Those lines of the records that contain "been" are to be located and copied.

[[ INPUT RECORDS open ]]

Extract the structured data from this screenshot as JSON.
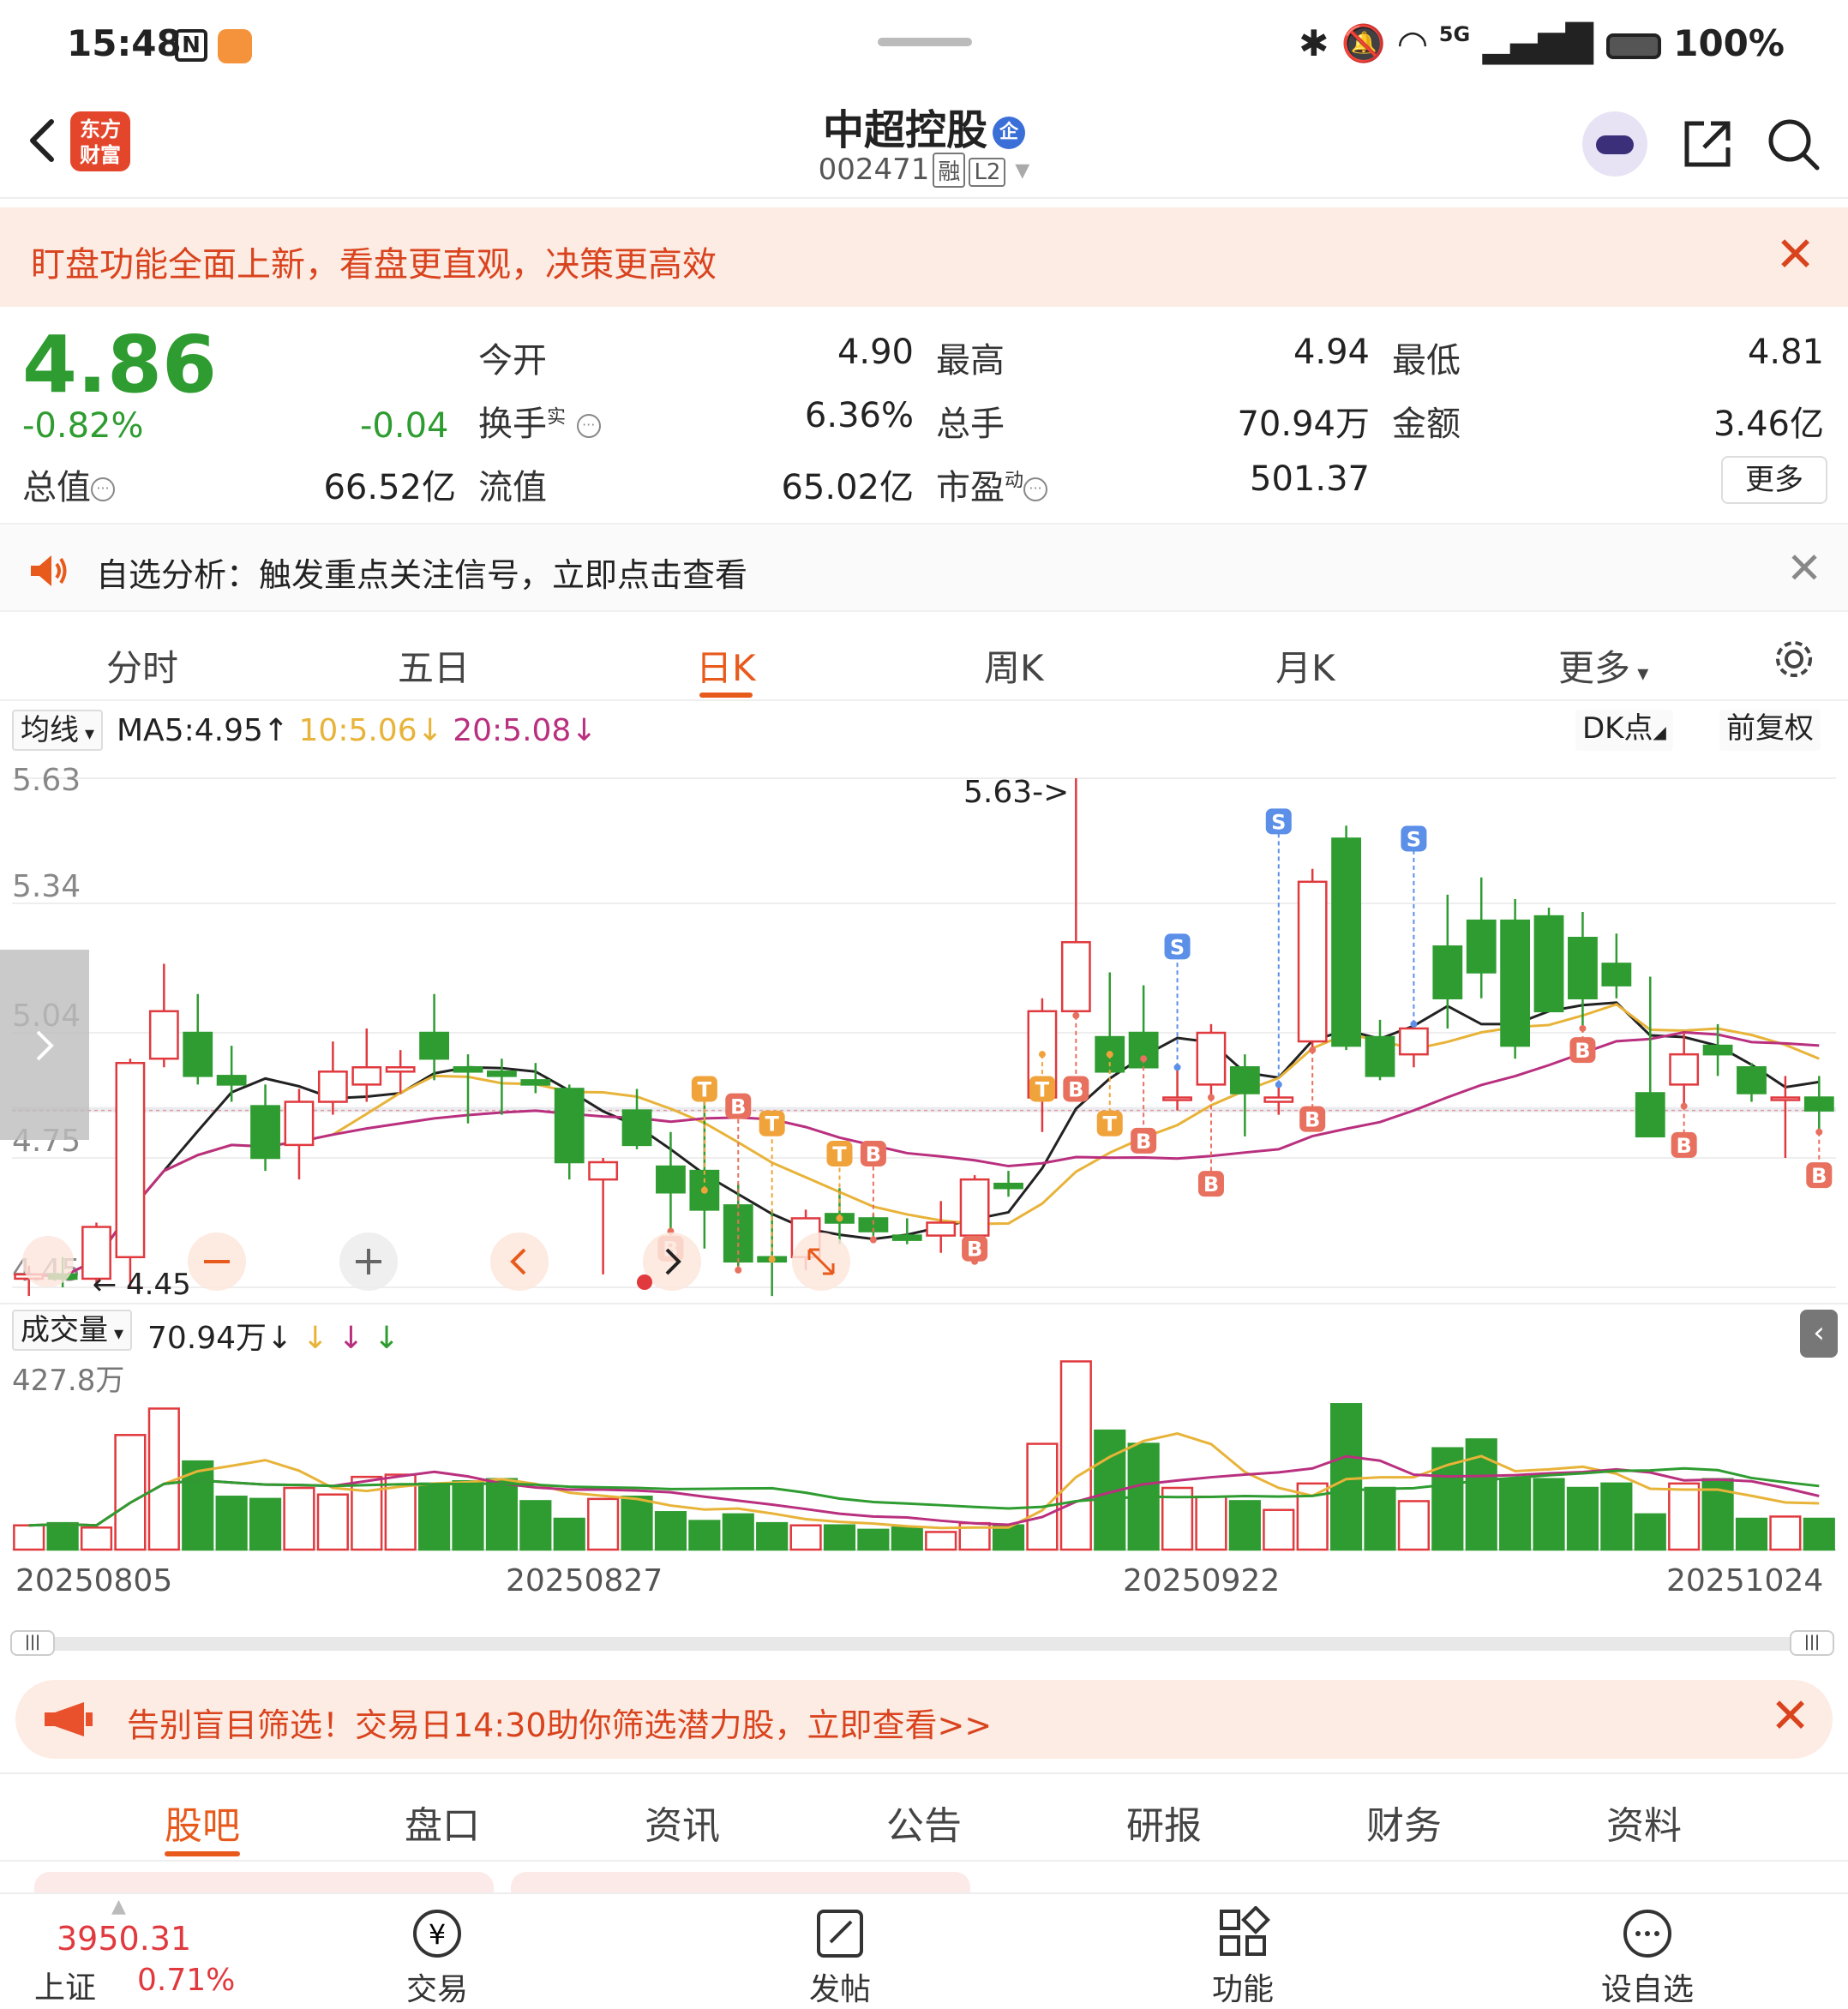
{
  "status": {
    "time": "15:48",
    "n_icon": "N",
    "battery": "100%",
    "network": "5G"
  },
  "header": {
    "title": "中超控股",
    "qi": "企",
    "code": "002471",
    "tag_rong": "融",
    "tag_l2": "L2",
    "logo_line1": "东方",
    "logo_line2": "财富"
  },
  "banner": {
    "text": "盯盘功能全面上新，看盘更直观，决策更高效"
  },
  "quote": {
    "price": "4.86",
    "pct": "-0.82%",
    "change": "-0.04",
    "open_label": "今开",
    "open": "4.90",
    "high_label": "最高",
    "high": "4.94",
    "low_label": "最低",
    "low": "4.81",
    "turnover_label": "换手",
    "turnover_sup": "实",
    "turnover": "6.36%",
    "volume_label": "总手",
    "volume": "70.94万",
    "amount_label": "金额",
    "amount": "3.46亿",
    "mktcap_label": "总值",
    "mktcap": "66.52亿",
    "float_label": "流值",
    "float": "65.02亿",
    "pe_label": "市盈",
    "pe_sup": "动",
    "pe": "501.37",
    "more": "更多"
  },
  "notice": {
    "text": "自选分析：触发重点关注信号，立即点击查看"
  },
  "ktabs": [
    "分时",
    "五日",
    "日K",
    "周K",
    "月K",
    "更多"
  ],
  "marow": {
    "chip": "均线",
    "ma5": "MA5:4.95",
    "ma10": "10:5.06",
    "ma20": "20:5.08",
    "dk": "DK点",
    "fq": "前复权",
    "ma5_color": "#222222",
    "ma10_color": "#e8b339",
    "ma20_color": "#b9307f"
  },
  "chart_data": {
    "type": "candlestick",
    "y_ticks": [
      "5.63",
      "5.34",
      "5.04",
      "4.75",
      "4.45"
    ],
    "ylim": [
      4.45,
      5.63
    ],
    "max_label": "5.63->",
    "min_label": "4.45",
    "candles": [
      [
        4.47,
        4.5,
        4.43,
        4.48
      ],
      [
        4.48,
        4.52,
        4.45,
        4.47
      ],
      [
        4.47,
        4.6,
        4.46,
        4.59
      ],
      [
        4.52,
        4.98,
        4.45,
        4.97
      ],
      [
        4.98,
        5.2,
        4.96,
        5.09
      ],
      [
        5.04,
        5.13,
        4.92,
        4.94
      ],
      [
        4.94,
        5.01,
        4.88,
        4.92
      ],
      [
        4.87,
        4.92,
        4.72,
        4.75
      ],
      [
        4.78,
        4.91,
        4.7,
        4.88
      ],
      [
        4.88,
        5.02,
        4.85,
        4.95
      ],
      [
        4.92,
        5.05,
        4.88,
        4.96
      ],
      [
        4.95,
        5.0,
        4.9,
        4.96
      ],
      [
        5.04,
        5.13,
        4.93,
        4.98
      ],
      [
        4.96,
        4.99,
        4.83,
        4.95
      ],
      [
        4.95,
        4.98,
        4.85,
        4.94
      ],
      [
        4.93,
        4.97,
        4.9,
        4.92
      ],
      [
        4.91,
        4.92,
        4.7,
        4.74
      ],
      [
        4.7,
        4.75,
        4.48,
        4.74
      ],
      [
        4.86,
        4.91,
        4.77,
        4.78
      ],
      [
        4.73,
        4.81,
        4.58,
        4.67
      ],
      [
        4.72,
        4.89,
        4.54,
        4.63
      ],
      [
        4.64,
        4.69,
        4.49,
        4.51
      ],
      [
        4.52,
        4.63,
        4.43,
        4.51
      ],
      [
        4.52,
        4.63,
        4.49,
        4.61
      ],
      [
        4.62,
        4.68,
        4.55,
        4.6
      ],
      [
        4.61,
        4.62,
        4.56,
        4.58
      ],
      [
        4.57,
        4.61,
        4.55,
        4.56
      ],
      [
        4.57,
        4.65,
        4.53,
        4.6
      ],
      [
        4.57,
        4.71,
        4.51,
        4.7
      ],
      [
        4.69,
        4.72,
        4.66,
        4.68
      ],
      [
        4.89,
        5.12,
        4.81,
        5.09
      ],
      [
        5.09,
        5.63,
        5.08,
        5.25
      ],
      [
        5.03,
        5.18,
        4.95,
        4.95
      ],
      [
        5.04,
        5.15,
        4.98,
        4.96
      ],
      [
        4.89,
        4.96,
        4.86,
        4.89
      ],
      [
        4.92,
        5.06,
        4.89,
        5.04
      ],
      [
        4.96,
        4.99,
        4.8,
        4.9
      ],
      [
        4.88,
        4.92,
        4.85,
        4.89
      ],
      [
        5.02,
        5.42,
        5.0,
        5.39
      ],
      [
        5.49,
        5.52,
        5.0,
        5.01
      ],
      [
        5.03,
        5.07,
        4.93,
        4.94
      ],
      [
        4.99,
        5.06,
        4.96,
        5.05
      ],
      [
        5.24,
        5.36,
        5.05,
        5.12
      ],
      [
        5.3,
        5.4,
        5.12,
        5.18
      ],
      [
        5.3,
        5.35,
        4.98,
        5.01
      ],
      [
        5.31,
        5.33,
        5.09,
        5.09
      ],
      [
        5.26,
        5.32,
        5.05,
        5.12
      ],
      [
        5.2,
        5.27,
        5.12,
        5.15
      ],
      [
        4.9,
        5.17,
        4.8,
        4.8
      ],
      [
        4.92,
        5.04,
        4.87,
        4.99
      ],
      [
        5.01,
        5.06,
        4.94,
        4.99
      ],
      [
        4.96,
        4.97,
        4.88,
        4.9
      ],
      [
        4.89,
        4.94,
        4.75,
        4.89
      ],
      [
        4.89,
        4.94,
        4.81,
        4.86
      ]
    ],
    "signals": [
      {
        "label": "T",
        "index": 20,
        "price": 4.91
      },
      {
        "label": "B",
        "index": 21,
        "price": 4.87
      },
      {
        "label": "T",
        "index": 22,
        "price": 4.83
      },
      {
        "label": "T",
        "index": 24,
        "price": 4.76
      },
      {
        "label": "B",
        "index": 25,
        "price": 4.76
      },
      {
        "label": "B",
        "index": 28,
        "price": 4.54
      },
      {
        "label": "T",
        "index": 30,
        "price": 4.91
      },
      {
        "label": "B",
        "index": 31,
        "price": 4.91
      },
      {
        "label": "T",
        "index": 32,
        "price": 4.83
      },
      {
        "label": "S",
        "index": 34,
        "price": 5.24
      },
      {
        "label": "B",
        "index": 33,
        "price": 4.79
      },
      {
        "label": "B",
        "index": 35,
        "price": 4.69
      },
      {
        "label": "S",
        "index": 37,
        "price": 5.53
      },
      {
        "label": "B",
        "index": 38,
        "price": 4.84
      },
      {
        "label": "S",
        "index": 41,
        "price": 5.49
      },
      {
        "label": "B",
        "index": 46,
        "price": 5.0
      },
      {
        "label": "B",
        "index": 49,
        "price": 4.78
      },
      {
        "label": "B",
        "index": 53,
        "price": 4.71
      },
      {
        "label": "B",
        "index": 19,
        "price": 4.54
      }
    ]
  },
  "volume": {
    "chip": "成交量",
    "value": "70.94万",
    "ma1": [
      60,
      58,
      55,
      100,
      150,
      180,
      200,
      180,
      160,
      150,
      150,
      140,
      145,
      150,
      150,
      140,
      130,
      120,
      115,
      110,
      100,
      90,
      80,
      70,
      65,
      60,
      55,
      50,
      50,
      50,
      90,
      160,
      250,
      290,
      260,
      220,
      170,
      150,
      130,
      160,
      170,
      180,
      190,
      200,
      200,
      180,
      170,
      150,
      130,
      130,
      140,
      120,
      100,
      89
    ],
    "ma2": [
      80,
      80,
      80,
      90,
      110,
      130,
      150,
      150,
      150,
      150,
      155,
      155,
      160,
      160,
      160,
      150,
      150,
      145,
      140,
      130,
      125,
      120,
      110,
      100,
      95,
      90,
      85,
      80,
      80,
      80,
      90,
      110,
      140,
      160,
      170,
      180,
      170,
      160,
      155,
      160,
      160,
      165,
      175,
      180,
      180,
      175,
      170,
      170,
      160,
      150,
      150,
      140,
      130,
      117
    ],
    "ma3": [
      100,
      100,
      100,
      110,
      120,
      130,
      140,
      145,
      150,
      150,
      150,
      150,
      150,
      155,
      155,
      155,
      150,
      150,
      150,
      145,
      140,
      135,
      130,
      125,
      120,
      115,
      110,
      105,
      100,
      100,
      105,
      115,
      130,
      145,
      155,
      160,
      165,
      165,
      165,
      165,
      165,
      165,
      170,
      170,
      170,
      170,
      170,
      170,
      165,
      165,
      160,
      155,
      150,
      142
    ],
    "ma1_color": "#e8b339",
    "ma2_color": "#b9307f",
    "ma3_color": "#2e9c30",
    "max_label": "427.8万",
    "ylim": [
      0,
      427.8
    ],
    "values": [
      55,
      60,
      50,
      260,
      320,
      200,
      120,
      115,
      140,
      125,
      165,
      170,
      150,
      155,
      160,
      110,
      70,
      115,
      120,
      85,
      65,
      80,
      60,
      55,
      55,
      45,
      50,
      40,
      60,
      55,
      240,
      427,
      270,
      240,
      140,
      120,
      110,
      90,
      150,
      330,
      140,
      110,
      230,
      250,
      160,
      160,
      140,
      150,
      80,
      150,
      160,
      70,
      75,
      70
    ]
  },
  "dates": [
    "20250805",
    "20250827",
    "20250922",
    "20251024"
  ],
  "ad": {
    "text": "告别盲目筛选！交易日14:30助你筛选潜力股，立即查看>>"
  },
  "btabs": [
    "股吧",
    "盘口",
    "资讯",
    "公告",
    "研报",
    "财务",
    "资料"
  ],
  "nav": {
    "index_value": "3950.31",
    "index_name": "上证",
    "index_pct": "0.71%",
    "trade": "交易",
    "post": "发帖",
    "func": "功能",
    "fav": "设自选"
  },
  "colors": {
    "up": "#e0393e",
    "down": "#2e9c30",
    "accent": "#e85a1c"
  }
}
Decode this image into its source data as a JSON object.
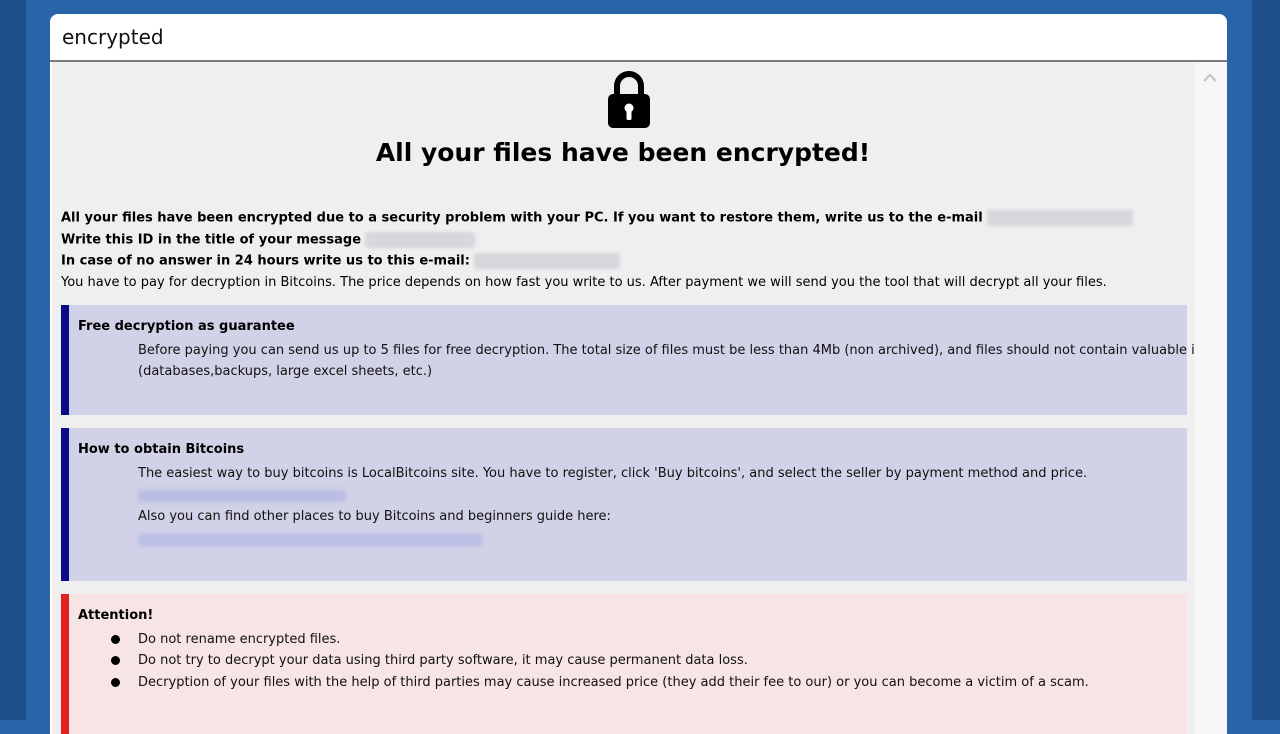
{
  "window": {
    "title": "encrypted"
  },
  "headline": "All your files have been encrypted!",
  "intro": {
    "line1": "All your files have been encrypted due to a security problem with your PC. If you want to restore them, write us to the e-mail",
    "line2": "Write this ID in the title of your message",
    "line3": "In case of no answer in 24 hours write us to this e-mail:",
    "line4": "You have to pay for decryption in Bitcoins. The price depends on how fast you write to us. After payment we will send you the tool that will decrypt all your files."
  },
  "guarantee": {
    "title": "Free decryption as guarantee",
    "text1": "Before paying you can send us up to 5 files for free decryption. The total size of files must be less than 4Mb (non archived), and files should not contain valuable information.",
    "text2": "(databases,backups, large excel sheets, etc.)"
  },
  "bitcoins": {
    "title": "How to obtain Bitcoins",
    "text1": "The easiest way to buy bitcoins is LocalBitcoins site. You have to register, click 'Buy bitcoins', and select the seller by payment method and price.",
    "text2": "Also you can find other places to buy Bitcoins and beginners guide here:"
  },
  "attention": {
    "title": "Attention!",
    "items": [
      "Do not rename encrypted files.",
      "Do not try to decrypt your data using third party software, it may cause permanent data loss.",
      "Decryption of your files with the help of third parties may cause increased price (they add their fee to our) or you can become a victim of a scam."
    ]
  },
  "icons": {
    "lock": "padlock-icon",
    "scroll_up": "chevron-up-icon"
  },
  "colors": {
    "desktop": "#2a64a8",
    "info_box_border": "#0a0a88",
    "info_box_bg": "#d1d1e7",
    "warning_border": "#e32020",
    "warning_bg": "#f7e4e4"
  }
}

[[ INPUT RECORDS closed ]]

EXERCISE RESPONSE:
  "headline": "All your files have been encrypted!",
    "line1": "All your files have been encrypted due to a security problem with your PC. If you want to restore them, write us to the e-mail",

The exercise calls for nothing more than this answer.